* **Directions**
The listing that follows should be copied in full and exactly, with no pictures.

+-------+

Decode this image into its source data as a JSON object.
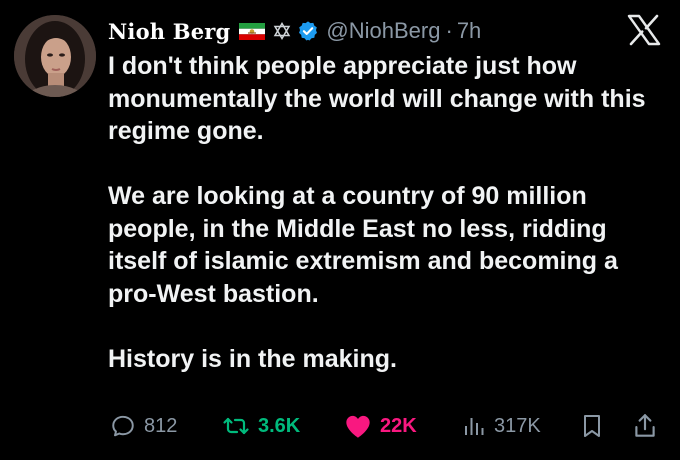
{
  "tweet": {
    "author": {
      "name": "Nioh Berg",
      "handle": "@NiohBerg",
      "separator": "·",
      "time": "7h",
      "badges": [
        "iran-lion-and-sun-flag-icon",
        "star-of-david-icon",
        "verified-badge-icon"
      ]
    },
    "platform_icon": "x-logo-icon",
    "text": {
      "paragraph_1": "I don't think people appreciate just how monumentally the world will change with this regime gone.",
      "paragraph_2": "We are looking at a country of 90 million people, in the Middle East no less, ridding itself of islamic extremism and becoming a pro-West bastion.",
      "paragraph_3": "History is in the making."
    },
    "actions": {
      "replies": "812",
      "reposts": "3.6K",
      "likes": "22K",
      "views": "317K"
    },
    "colors": {
      "background": "#000000",
      "text": "#e7e9ea",
      "muted": "#8b98a5",
      "repost_active": "#00ba7c",
      "like_active": "#f91880",
      "verified": "#1d9bf0"
    }
  }
}
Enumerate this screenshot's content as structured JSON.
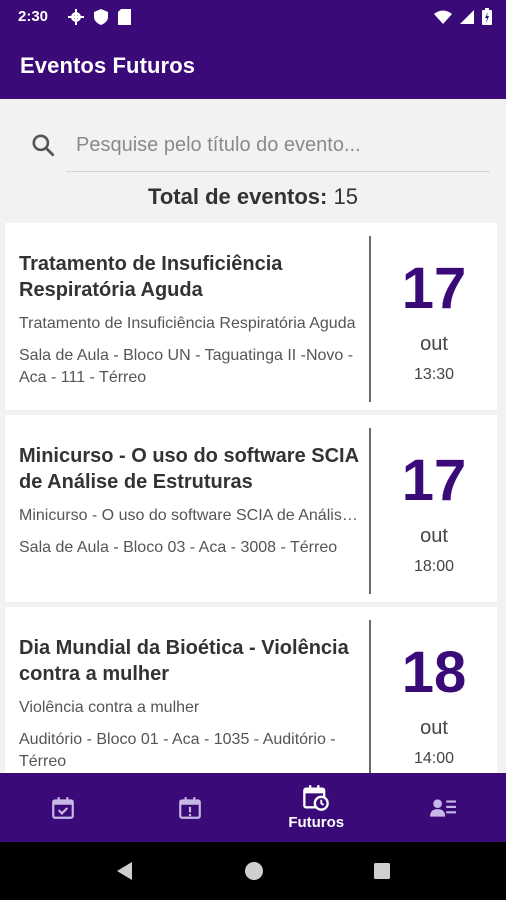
{
  "status_bar": {
    "time": "2:30"
  },
  "app_bar": {
    "title": "Eventos Futuros"
  },
  "search": {
    "placeholder": "Pesquise pelo título do evento..."
  },
  "summary": {
    "label": "Total de eventos:",
    "count": "15"
  },
  "events": [
    {
      "title": "Tratamento de Insuficiência Respiratória Aguda",
      "description": "Tratamento de Insuficiência Respiratória Aguda",
      "location": "Sala de Aula - Bloco UN - Taguatinga II -Novo - Aca - 111 - Térreo",
      "day": "17",
      "month": "out",
      "time": "13:30"
    },
    {
      "title": "Minicurso - O uso do software SCIA de Análise de Estruturas",
      "description": "Minicurso - O uso do software SCIA de Análise de Estruturas",
      "location": "Sala de Aula - Bloco 03 - Aca - 3008 - Térreo",
      "day": "17",
      "month": "out",
      "time": "18:00"
    },
    {
      "title": "Dia Mundial da Bioética - Violência contra a mulher",
      "description": "Violência contra a mulher",
      "location": "Auditório - Bloco 01 - Aca - 1035 - Auditório - Térreo",
      "day": "18",
      "month": "out",
      "time": "14:00"
    }
  ],
  "bottom_nav": {
    "items": [
      {
        "icon": "calendar-check-icon",
        "label": ""
      },
      {
        "icon": "calendar-alert-icon",
        "label": ""
      },
      {
        "icon": "calendar-clock-icon",
        "label": "Futuros"
      },
      {
        "icon": "account-list-icon",
        "label": ""
      }
    ],
    "active_index": 2
  },
  "colors": {
    "primary": "#3a0a78",
    "background": "#f2f2f2",
    "card": "#ffffff"
  }
}
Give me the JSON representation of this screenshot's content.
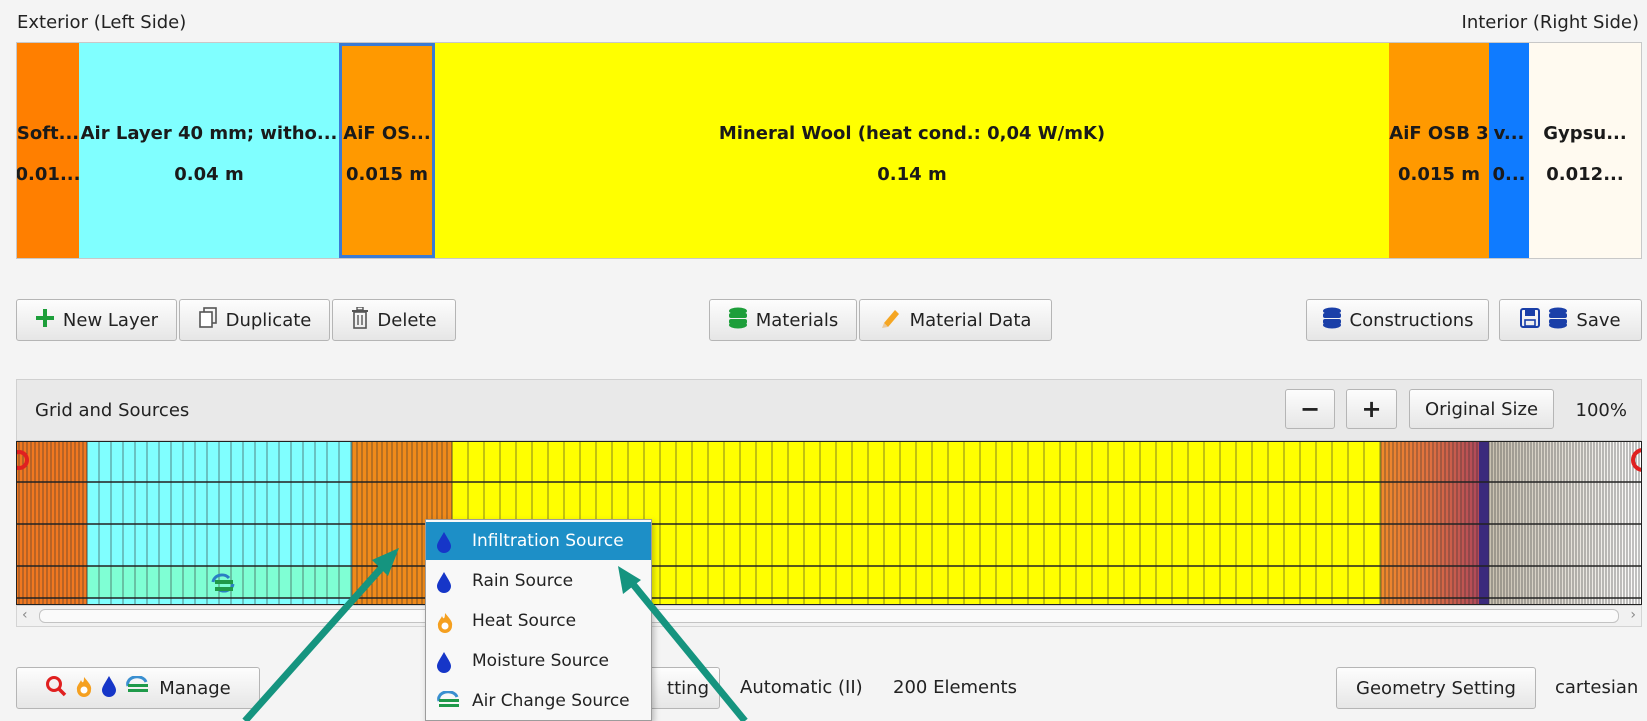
{
  "header": {
    "exterior_label": "Exterior (Left Side)",
    "interior_label": "Interior (Right Side)"
  },
  "layers": [
    {
      "name": "Soft...",
      "thickness": "0.01...",
      "color": "#ff7f00"
    },
    {
      "name": "Air Layer 40 mm; witho...",
      "thickness": "0.04 m",
      "color": "#80ffff"
    },
    {
      "name": "AiF OS...",
      "thickness": "0.015 m",
      "color": "#ff9900"
    },
    {
      "name": "Mineral Wool (heat cond.: 0,04 W/mK)",
      "thickness": "0.14 m",
      "color": "#ffff00"
    },
    {
      "name": "AiF OSB 3",
      "thickness": "0.015 m",
      "color": "#ff9900"
    },
    {
      "name": "v...",
      "thickness": "0...",
      "color": "#0f7bff"
    },
    {
      "name": "Gypsu...",
      "thickness": "0.012...",
      "color": "#fffaf0"
    }
  ],
  "toolbar": {
    "new_layer": "New Layer",
    "duplicate": "Duplicate",
    "delete": "Delete",
    "materials": "Materials",
    "material_data": "Material Data",
    "constructions": "Constructions",
    "save": "Save"
  },
  "grid_panel": {
    "title": "Grid and Sources",
    "zoom_out": "−",
    "zoom_in": "+",
    "original_size": "Original Size",
    "zoom": "100%"
  },
  "bottom_bar": {
    "manage": "Manage",
    "grid_setting_partial": "tting",
    "grid_mode": "Automatic (II)",
    "elements": "200 Elements",
    "geometry_setting": "Geometry Setting",
    "geometry_type": "cartesian"
  },
  "context_menu": {
    "items": [
      {
        "label": "Infiltration Source",
        "icon": "water-drop-icon",
        "highlighted": true
      },
      {
        "label": "Rain Source",
        "icon": "water-drop-icon"
      },
      {
        "label": "Heat Source",
        "icon": "flame-icon"
      },
      {
        "label": "Moisture Source",
        "icon": "water-drop-icon"
      },
      {
        "label": "Air Change Source",
        "icon": "air-change-icon"
      }
    ]
  },
  "colors": {
    "accent_green": "#1d9e3a",
    "menu_highlight": "#1d8fc7",
    "annotation_arrow": "#15947f",
    "selection_border": "#3a7bd5"
  }
}
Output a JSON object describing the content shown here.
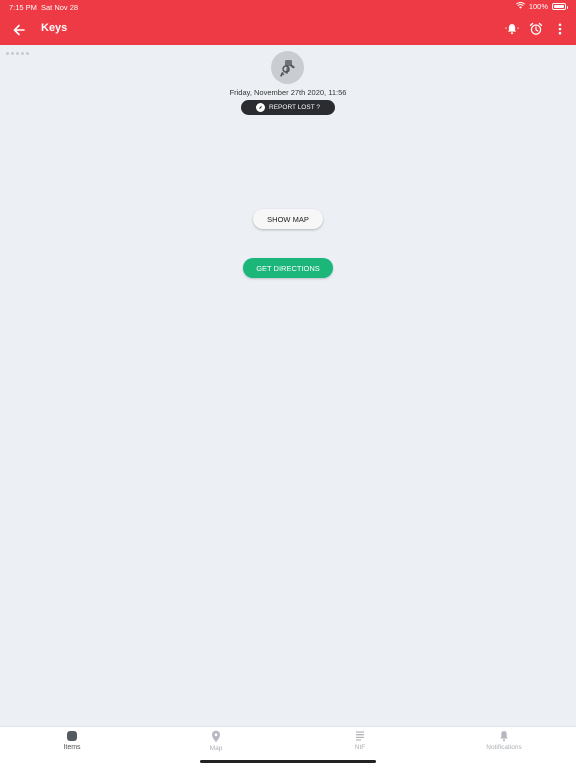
{
  "status": {
    "time": "7:15 PM",
    "date": "Sat Nov 28",
    "battery": "100%"
  },
  "header": {
    "title": "Keys"
  },
  "item": {
    "datetime": "Friday, November 27th 2020, 11:56",
    "report_label": "REPORT LOST ?"
  },
  "buttons": {
    "show_map": "SHOW MAP",
    "get_directions": "GET DIRECTIONS"
  },
  "tabs": [
    {
      "label": "Items",
      "icon": "items-icon",
      "active": true
    },
    {
      "label": "Map",
      "icon": "map-pin-icon",
      "active": false
    },
    {
      "label": "NtF",
      "icon": "list-icon",
      "active": false
    },
    {
      "label": "Notifications",
      "icon": "bell-icon",
      "active": false
    }
  ],
  "colors": {
    "header": "#ee3a44",
    "directions": "#1cb67b",
    "report": "#2b2c30",
    "background": "#ecf0f5"
  }
}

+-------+

* **Reply**
Decode this image into its source data as a JSON object.
{
  "tweet": {
    "author": {
      "name": "Nioh Berg",
      "handle": "@NiohBerg",
      "separator": "·",
      "time": "7h",
      "badges": [
        "iran-lion-and-sun-flag-icon",
        "star-of-david-icon",
        "verified-badge-icon"
      ]
    },
    "platform_icon": "x-logo-icon",
    "text": {
      "paragraph_1": "I don't think people appreciate just how monumentally the world will change with this regime gone.",
      "paragraph_2": "We are looking at a country of 90 million people, in the Middle East no less, ridding itself of islamic extremism and becoming a pro-West bastion.",
      "paragraph_3": "History is in the making."
    },
    "actions": {
      "replies": "812",
      "reposts": "3.6K",
      "likes": "22K",
      "views": "317K"
    },
    "colors": {
      "background": "#000000",
      "text": "#e7e9ea",
      "muted": "#8b98a5",
      "repost_active": "#00ba7c",
      "like_active": "#f91880",
      "verified": "#1d9bf0"
    }
  }
}
Enumerate this screenshot's content as structured JSON.
{
  "status_bar": {
    "time": "2:30"
  },
  "app_bar": {
    "title": "Eventos Futuros"
  },
  "search": {
    "placeholder": "Pesquise pelo título do evento..."
  },
  "summary": {
    "label": "Total de eventos:",
    "count": "15"
  },
  "events": [
    {
      "title": "Tratamento de Insuficiência Respiratória Aguda",
      "description": "Tratamento de Insuficiência Respiratória Aguda",
      "location": "Sala de Aula - Bloco UN - Taguatinga II -Novo - Aca - 111 - Térreo",
      "day": "17",
      "month": "out",
      "time": "13:30"
    },
    {
      "title": "Minicurso - O uso do software SCIA de Análise de Estruturas",
      "description": "Minicurso - O uso do software SCIA de Análise de Estruturas",
      "location": "Sala de Aula - Bloco 03 - Aca - 3008 - Térreo",
      "day": "17",
      "month": "out",
      "time": "18:00"
    },
    {
      "title": "Dia Mundial da Bioética - Violência contra a mulher",
      "description": "Violência contra a mulher",
      "location": "Auditório - Bloco 01 - Aca - 1035 - Auditório - Térreo",
      "day": "18",
      "month": "out",
      "time": "14:00"
    }
  ],
  "bottom_nav": {
    "items": [
      {
        "icon": "calendar-check-icon",
        "label": ""
      },
      {
        "icon": "calendar-alert-icon",
        "label": ""
      },
      {
        "icon": "calendar-clock-icon",
        "label": "Futuros"
      },
      {
        "icon": "account-list-icon",
        "label": ""
      }
    ],
    "active_index": 2
  },
  "colors": {
    "primary": "#3a0a78",
    "background": "#f2f2f2",
    "card": "#ffffff"
  }
}
Give me the JSON representation of this screenshot's content.
{
  "header": {
    "exterior_label": "Exterior (Left Side)",
    "interior_label": "Interior (Right Side)"
  },
  "layers": [
    {
      "name": "Soft...",
      "thickness": "0.01...",
      "color": "#ff7f00"
    },
    {
      "name": "Air Layer 40 mm; witho...",
      "thickness": "0.04 m",
      "color": "#80ffff"
    },
    {
      "name": "AiF OS...",
      "thickness": "0.015 m",
      "color": "#ff9900"
    },
    {
      "name": "Mineral Wool (heat cond.: 0,04 W/mK)",
      "thickness": "0.14 m",
      "color": "#ffff00"
    },
    {
      "name": "AiF OSB 3",
      "thickness": "0.015 m",
      "color": "#ff9900"
    },
    {
      "name": "v...",
      "thickness": "0...",
      "color": "#0f7bff"
    },
    {
      "name": "Gypsu...",
      "thickness": "0.012...",
      "color": "#fffaf0"
    }
  ],
  "toolbar": {
    "new_layer": "New Layer",
    "duplicate": "Duplicate",
    "delete": "Delete",
    "materials": "Materials",
    "material_data": "Material Data",
    "constructions": "Constructions",
    "save": "Save"
  },
  "grid_panel": {
    "title": "Grid and Sources",
    "zoom_out": "−",
    "zoom_in": "+",
    "original_size": "Original Size",
    "zoom": "100%"
  },
  "bottom_bar": {
    "manage": "Manage",
    "grid_setting_partial": "tting",
    "grid_mode": "Automatic (II)",
    "elements": "200 Elements",
    "geometry_setting": "Geometry Setting",
    "geometry_type": "cartesian"
  },
  "context_menu": {
    "items": [
      {
        "label": "Infiltration Source",
        "icon": "water-drop-icon",
        "highlighted": true
      },
      {
        "label": "Rain Source",
        "icon": "water-drop-icon"
      },
      {
        "label": "Heat Source",
        "icon": "flame-icon"
      },
      {
        "label": "Moisture Source",
        "icon": "water-drop-icon"
      },
      {
        "label": "Air Change Source",
        "icon": "air-change-icon"
      }
    ]
  },
  "colors": {
    "accent_green": "#1d9e3a",
    "menu_highlight": "#1d8fc7",
    "annotation_arrow": "#15947f",
    "selection_border": "#3a7bd5"
  }
}
Output a JSON object describing the content shown here.
{
  "status": {
    "time": "7:15 PM",
    "date": "Sat Nov 28",
    "battery": "100%"
  },
  "header": {
    "title": "Keys"
  },
  "item": {
    "datetime": "Friday, November 27th 2020, 11:56",
    "report_label": "REPORT LOST ?"
  },
  "buttons": {
    "show_map": "SHOW MAP",
    "get_directions": "GET DIRECTIONS"
  },
  "tabs": [
    {
      "label": "Items",
      "icon": "items-icon",
      "active": true
    },
    {
      "label": "Map",
      "icon": "map-pin-icon",
      "active": false
    },
    {
      "label": "NtF",
      "icon": "list-icon",
      "active": false
    },
    {
      "label": "Notifications",
      "icon": "bell-icon",
      "active": false
    }
  ],
  "colors": {
    "header": "#ee3a44",
    "directions": "#1cb67b",
    "report": "#2b2c30",
    "background": "#ecf0f5"
  }
}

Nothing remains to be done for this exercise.